For those who have ever flown from the SeaTac Airport in Seattle, you know that there are always a few things that must be done before boarding your flight.
If you’re at SEATAC anytime between 5:00am and 9:00pm, your first stop should be Beecher’s Handmade Cheese where you can pick up some mouth watering Mac & Cheese, and a cup of your favorite Caffe Vita coffee.
Your second stop should be the Sub Pop Records store that opened in SEATAC this past May, bringing arguably Seattle’s greatest and most famous record label to the forefront of travelers.
Filled with records, merchandise and other PNW history, the store is an oasis for diehard music-lovers and casual fans, alike.
With a few of us traveling to Los Angeles this weekend for the A Walk on Water surf therapy session, we wanted to browse through the shelves at Sub Pop to see what would catch our
Instead of including that extra day’s worth of clothing on your next vacation, save the space… and check out the records that Sub Pop suggests be included in your carry-on—as this is the Vita Escort on the top five records to buy at SeaTac Airport. A big thanks to Josh T. for curating.
5. Shabazz Palaces: Lese Majesty
The second studio album from Seattle hip-hop duo Shabazz Palaces, Lese Majesty was released in late-July after first debuting a few months earlier at the Seattle Pacific Science Center’s Laser Dome.
Receiving praise following the release by a number of different publications, Lese Majesty‘s sound is one that is both fresh for the band, yet unique to their style.
4. Beach House: Bloom
Released in May of 2012, alt-rock group Beach House’s Bloom may be a couple years old, but, as we all know, music is timeless—and this is an album worth checking out.

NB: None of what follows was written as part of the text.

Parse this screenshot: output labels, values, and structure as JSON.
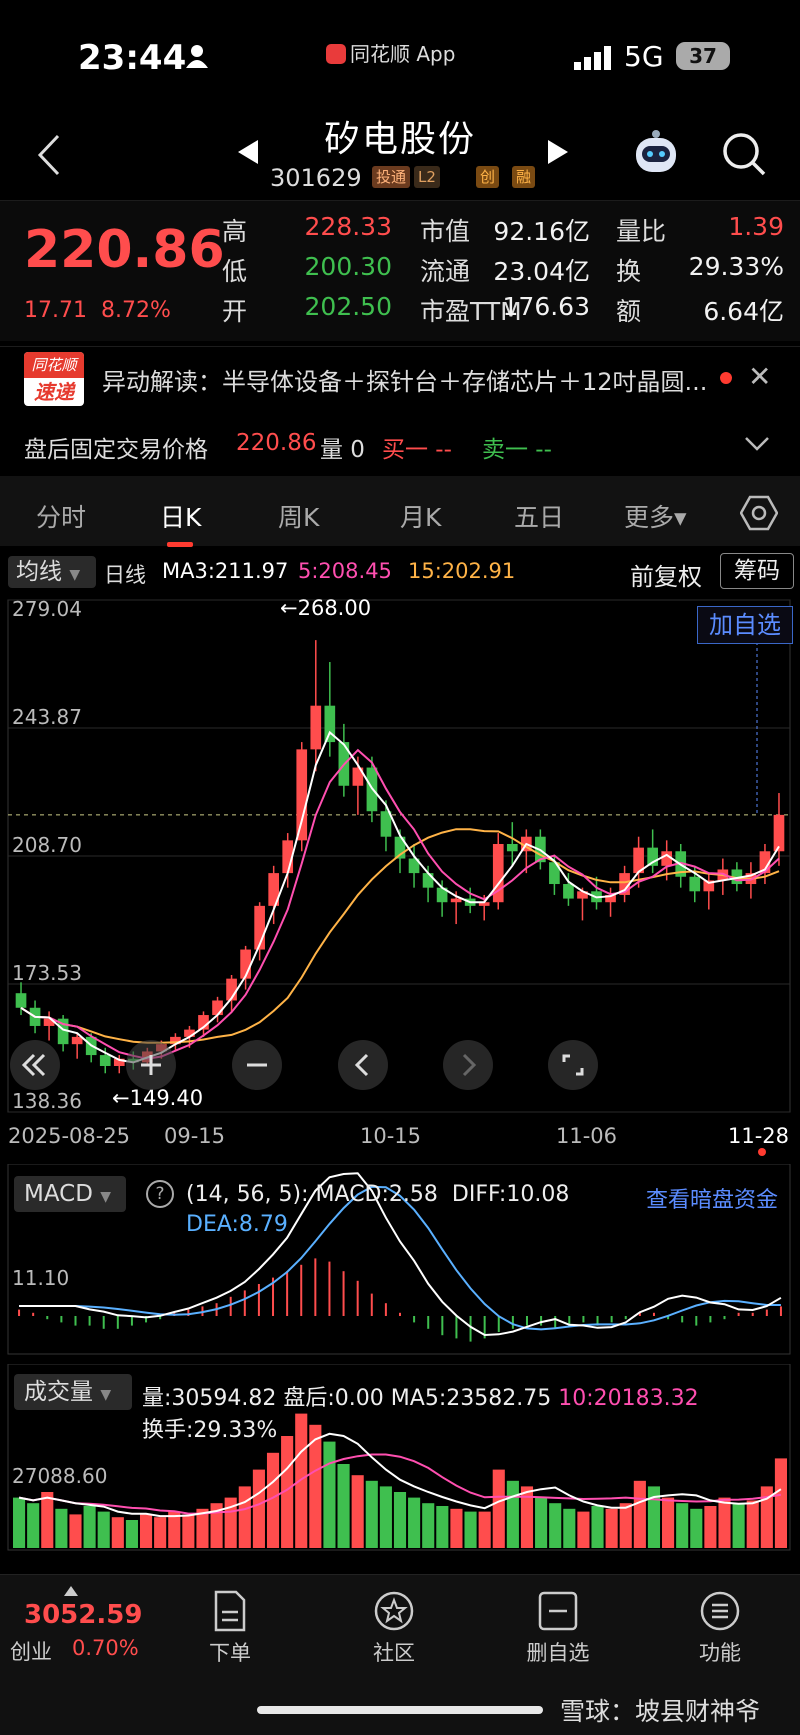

Debuting at No. 7 on the Billboard 200 list after selling 41,000 copies its first week, the album eventually peaked to the top spot on the US Alternative and US Independent album charts, meaning Bloom is the perfect record to play from the inside-out.
3. Luluc: Passerby
Just released in the middle of July, Australian folk duo Luluc worked with legendary producer Joe Boyd on this, their sophomore record, as Boyd has bands like Pink Floyd, Nick Drake and R.E.M., among others, on his resume.
The music on Passerby evoke the sounds of the late-sixties and early-seventies, with a new, folksy vibe on the tracks that will no doubt leave one feeling each lyric from the peaceful voice of lead singer Zoe Randell.
4. Broken Water: Tempest
Inspired by the psychedelic sounds of the sixties, Olympia, Washington rock band Broken Water’s Tempest exudes everything one wants in an album when putting a house party together.
Major reverb and hazy sounds make the band’s second full-length album one that isn’t for the faint of heart, and was produced on Sub Pop’s younger sister label, Hardly Art, back in May of 2012.
5. Black Marble: A Different Arrangement
Like the aforementioned Broken Water album, Tempest, Black Marble’s A Different Arrangement was also produced on Hardly Art in 2012, and was the first release from the Brooklyn synth band.
Thanks to the mixture of quick rhythms and dark basslines, A Different Arrangement might resemble that of a mid-eighties, dark pop album, but with a modern twist from the past.
Not traveling through Sea-Tac anytime soon? Check out the gallery below, of the oasis located in the C Concourse.